In Manhattan, alternate side parking rules have been suspended for more than a week.
Some people appeared to have simply given up trying to chisel their cars out of the ice, leaving them encased.
Residents in the Bronx are also dealing with more of the same — cars plowed in under mountains of ice and snow, 1010 WINS’ Sonia Rincon reported.
“If the snow would stay nice and wet it would be OK, but you know, the aftermath is terrible. You need a jackhammer that I use to get through it,” said Edwin, who uses a jackhammer to cut through streets for water and sewer line repairs.
Edwin says when there’s a big storm like the one expected Thursday, he can’t work. “I hope it bypasses, you know, we don’t need another storm.”
Meanwhile in Connecticut, Danbury’s mayor was keeping a close eye on the forecast Tuesday, WCBS 880 Connecticut Bureau Chief Fran Schneidau reported.
The city got pounded in the last snowstorm and some models show Thursday’s storm could bring another huge dose of snow, Schneidau reported.
“It is a big issue for us because last storm we got 12 inches, the most in the state, and you have a storm that has nowhere to go. If we put a little rain on top of that, I worry about roof collapses and all kinds of damage to buildings so it’s definitely a challenge for us,” Mayor Mark Boughton told Schneidau.
The mayor noted most homes have several inches of snow capped with ice on their roofs.
Boughton said melting a significant amount of new snow will be tough.

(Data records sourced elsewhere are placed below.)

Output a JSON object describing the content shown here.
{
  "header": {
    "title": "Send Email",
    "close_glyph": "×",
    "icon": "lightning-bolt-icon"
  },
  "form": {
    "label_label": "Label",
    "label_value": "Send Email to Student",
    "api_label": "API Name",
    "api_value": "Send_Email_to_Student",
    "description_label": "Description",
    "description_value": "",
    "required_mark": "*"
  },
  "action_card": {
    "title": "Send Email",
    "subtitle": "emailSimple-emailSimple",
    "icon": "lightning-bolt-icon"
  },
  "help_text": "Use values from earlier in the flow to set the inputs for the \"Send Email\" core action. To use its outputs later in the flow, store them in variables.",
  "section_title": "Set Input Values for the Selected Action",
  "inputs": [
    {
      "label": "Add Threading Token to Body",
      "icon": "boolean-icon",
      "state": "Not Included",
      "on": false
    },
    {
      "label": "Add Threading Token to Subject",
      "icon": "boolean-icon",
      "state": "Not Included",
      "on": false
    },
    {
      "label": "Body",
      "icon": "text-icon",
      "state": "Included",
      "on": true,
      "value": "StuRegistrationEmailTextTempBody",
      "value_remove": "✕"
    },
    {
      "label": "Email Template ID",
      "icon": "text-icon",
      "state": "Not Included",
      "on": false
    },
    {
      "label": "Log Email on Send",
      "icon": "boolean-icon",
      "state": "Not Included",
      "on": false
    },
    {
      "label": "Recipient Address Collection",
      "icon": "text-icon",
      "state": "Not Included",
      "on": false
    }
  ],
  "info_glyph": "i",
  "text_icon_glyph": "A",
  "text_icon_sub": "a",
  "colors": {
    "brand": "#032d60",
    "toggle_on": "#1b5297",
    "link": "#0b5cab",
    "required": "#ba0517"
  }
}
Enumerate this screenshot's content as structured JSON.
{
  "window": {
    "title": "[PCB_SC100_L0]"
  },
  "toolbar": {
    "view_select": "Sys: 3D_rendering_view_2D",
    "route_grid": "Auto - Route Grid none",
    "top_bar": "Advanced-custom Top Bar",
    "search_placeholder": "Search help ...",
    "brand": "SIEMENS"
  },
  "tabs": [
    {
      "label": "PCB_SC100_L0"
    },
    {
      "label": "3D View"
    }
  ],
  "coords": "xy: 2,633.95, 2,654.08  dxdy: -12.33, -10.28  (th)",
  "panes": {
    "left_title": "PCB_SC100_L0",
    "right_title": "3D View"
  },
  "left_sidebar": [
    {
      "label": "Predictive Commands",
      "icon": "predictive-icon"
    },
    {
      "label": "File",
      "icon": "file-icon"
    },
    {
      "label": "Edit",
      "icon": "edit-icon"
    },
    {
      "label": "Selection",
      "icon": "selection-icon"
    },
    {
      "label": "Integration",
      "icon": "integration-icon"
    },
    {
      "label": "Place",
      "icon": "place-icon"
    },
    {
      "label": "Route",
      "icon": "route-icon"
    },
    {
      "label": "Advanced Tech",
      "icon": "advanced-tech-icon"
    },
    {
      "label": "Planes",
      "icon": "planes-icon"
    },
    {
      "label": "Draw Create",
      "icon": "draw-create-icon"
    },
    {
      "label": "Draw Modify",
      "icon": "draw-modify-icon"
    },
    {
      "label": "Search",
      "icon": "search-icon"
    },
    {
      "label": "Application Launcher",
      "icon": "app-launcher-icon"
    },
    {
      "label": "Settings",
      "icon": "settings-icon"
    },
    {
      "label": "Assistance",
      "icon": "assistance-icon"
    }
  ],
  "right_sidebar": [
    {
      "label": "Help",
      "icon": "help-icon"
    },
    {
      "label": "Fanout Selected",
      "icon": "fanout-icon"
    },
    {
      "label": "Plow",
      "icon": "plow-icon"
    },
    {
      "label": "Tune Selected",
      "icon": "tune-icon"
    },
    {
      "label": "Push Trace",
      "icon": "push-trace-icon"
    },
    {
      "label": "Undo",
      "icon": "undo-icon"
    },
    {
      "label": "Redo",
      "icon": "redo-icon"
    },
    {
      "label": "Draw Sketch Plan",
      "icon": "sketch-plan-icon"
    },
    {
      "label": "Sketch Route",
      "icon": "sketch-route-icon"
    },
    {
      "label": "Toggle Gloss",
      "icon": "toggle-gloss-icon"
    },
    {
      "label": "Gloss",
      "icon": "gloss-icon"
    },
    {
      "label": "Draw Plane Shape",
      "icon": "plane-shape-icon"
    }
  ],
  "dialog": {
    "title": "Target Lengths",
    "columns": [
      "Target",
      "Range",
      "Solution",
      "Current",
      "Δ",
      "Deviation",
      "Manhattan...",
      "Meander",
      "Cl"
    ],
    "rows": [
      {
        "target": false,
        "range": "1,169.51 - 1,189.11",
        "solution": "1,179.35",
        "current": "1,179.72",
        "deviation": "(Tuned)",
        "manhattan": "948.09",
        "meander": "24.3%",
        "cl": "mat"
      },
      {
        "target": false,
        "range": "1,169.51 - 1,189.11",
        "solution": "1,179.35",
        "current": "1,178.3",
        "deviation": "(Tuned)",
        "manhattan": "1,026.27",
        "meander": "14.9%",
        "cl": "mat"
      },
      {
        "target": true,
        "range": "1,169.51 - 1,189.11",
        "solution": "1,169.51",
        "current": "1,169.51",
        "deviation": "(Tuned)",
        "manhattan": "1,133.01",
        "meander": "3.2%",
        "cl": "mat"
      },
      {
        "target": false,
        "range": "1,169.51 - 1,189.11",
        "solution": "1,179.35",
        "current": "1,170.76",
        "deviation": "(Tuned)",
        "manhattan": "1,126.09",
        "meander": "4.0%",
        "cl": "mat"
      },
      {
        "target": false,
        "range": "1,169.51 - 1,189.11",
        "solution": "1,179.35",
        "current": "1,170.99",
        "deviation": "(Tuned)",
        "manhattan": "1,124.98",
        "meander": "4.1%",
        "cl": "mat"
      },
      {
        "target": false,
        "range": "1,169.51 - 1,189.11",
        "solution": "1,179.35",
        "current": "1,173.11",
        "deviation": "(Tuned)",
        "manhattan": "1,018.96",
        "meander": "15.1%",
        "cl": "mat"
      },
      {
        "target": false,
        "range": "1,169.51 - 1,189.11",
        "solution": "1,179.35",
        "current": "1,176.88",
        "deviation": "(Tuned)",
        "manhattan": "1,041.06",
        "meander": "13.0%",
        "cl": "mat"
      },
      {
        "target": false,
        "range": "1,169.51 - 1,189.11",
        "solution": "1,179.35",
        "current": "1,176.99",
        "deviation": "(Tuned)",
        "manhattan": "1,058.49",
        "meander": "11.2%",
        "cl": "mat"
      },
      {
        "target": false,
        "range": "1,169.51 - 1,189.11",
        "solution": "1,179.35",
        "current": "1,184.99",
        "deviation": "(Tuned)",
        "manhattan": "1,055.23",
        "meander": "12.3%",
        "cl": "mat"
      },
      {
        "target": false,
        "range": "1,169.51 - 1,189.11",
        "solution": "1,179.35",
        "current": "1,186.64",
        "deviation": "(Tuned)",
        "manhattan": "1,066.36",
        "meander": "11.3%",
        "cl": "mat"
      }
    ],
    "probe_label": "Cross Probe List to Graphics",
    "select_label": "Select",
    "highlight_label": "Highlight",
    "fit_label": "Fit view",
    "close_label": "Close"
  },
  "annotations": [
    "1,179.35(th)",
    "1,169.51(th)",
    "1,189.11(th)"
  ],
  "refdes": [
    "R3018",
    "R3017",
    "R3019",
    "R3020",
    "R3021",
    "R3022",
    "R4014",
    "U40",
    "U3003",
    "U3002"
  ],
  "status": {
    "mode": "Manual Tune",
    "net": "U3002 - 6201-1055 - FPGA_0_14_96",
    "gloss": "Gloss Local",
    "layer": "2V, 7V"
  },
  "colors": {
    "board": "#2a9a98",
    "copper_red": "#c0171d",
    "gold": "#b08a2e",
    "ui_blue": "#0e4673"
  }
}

“We are definitely experiencing a shortage of salt,” he said. “We’ve got plenty of sand but salt is a rare commodity right now in the northeast and the state of Connecticut has purchased up a lot of it, they’re almost hoarding if you will and not sharing with the rest of the municipalities.”
In anticipation of the storm, Amtrak announced service changes for the Northeast, South and Mid-Atlantic regions.
Beginning Wednesday the following suspensions will be in effect:
- Northbound and Southbound Crescent, Trains 19 and 20
- Southbound Silver Star and Silver Meteor, Trains 91 and 98
- Northbound and Southbound Palmetto, Trains 89 and 90
- Northbound and Southbound Auto Train, Trains 52 and 53
- Northbound and Southbound Carolinian, Trains 79 and 80
- Eastbound and Westbound Piedmont, Trains 75 and 76
You May Also Be Interested In These Stories
- Johnny Depp Plays Donald Trump In New ‘Funny Or Die’ Mock Documentary
- Donald Trump: China Needs To Make North Korean Leader Kim Jong Un ‘Disappear’
- Police: Mother And 2 Daughters Killed, 1 Child In Critical Condition After Stabbing At Ramada Inn On Staten Island
- NYPD Officer Shot While Patrolling Melrose Houses Released From Hospital
(TM and © Copyright 2014 CBS Radio Inc. and its relevant subsidiaries. CBS RADIO and EYE Logo TM and Copyright 2014 CBS Broadcasting Inc. Used under license. All Rights Reserved. This material may not be published, broadcast, rewritten, or redistributed. The Associated Press contributed to this report.)